*ACTIVITY*
Output all entries precisely.

*DATA SHOWN*
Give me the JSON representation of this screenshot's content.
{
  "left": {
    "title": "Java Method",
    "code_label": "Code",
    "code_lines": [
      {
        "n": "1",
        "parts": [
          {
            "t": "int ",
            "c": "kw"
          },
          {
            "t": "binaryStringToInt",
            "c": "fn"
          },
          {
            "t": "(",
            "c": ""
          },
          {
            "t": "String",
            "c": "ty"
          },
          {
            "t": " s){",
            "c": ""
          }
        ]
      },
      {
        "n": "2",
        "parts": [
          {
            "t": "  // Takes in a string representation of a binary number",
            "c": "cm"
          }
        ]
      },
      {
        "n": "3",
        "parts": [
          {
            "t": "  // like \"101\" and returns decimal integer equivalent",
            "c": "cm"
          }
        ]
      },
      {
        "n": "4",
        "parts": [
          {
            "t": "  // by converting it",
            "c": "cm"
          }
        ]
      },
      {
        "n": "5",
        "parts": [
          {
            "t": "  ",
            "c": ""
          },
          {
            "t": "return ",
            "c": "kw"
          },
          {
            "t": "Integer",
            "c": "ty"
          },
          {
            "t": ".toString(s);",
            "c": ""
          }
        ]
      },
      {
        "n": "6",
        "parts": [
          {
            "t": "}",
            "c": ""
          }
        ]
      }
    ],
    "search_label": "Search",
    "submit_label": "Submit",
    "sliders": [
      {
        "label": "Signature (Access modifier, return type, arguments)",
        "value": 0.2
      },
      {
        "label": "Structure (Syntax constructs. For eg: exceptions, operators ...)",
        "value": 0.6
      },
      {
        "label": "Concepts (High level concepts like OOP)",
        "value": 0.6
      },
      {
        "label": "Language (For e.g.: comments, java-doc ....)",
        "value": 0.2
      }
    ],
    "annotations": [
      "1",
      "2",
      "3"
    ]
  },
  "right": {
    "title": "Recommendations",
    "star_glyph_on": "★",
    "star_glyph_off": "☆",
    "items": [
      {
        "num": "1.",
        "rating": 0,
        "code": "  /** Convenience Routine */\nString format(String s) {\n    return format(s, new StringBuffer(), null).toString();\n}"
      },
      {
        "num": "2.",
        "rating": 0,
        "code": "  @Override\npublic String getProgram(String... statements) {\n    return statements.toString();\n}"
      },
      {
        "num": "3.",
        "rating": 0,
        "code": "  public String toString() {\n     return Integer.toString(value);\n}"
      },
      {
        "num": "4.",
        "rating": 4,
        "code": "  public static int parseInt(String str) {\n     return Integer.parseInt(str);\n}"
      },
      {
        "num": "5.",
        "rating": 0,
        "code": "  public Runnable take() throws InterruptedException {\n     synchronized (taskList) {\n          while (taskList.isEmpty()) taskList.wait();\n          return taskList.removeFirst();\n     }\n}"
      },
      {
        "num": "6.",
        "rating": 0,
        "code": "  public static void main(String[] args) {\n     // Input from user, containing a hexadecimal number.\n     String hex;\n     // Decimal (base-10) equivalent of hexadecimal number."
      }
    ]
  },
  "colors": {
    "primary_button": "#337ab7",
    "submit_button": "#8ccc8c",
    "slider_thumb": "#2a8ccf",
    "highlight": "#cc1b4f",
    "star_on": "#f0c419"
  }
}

*ANSWER SECTION*
Give me the JSON representation of this screenshot's content.
{
  "left": {
    "title": "Java Method",
    "code_label": "Code",
    "code_lines": [
      {
        "n": "1",
        "parts": [
          {
            "t": "int ",
            "c": "kw"
          },
          {
            "t": "binaryStringToInt",
            "c": "fn"
          },
          {
            "t": "(",
            "c": ""
          },
          {
            "t": "String",
            "c": "ty"
          },
          {
            "t": " s){",
            "c": ""
          }
        ]
      },
      {
        "n": "2",
        "parts": [
          {
            "t": "  // Takes in a string representation of a binary number",
            "c": "cm"
          }
        ]
      },
      {
        "n": "3",
        "parts": [
          {
            "t": "  // like \"101\" and returns decimal integer equivalent",
            "c": "cm"
          }
        ]
      },
      {
        "n": "4",
        "parts": [
          {
            "t": "  // by converting it",
            "c": "cm"
          }
        ]
      },
      {
        "n": "5",
        "parts": [
          {
            "t": "  ",
            "c": ""
          },
          {
            "t": "return ",
            "c": "kw"
          },
          {
            "t": "Integer",
            "c": "ty"
          },
          {
            "t": ".toString(s);",
            "c": ""
          }
        ]
      },
      {
        "n": "6",
        "parts": [
          {
            "t": "}",
            "c": ""
          }
        ]
      }
    ],
    "search_label": "Search",
    "submit_label": "Submit",
    "sliders": [
      {
        "label": "Signature (Access modifier, return type, arguments)",
        "value": 0.2
      },
      {
        "label": "Structure (Syntax constructs. For eg: exceptions, operators ...)",
        "value": 0.6
      },
      {
        "label": "Concepts (High level concepts like OOP)",
        "value": 0.6
      },
      {
        "label": "Language (For e.g.: comments, java-doc ....)",
        "value": 0.2
      }
    ],
    "annotations": [
      "1",
      "2",
      "3"
    ]
  },
  "right": {
    "title": "Recommendations",
    "star_glyph_on": "★",
    "star_glyph_off": "☆",
    "items": [
      {
        "num": "1.",
        "rating": 0,
        "code": "  /** Convenience Routine */\nString format(String s) {\n    return format(s, new StringBuffer(), null).toString();\n}"
      },
      {
        "num": "2.",
        "rating": 0,
        "code": "  @Override\npublic String getProgram(String... statements) {\n    return statements.toString();\n}"
      },
      {
        "num": "3.",
        "rating": 0,
        "code": "  public String toString() {\n     return Integer.toString(value);\n}"
      },
      {
        "num": "4.",
        "rating": 4,
        "code": "  public static int parseInt(String str) {\n     return Integer.parseInt(str);\n}"
      },
      {
        "num": "5.",
        "rating": 0,
        "code": "  public Runnable take() throws InterruptedException {\n     synchronized (taskList) {\n          while (taskList.isEmpty()) taskList.wait();\n          return taskList.removeFirst();\n     }\n}"
      },
      {
        "num": "6.",
        "rating": 0,
        "code": "  public static void main(String[] args) {\n     // Input from user, containing a hexadecimal number.\n     String hex;\n     // Decimal (base-10) equivalent of hexadecimal number."
      }
    ]
  },
  "colors": {
    "primary_button": "#337ab7",
    "submit_button": "#8ccc8c",
    "slider_thumb": "#2a8ccf",
    "highlight": "#cc1b4f",
    "star_on": "#f0c419"
  }
}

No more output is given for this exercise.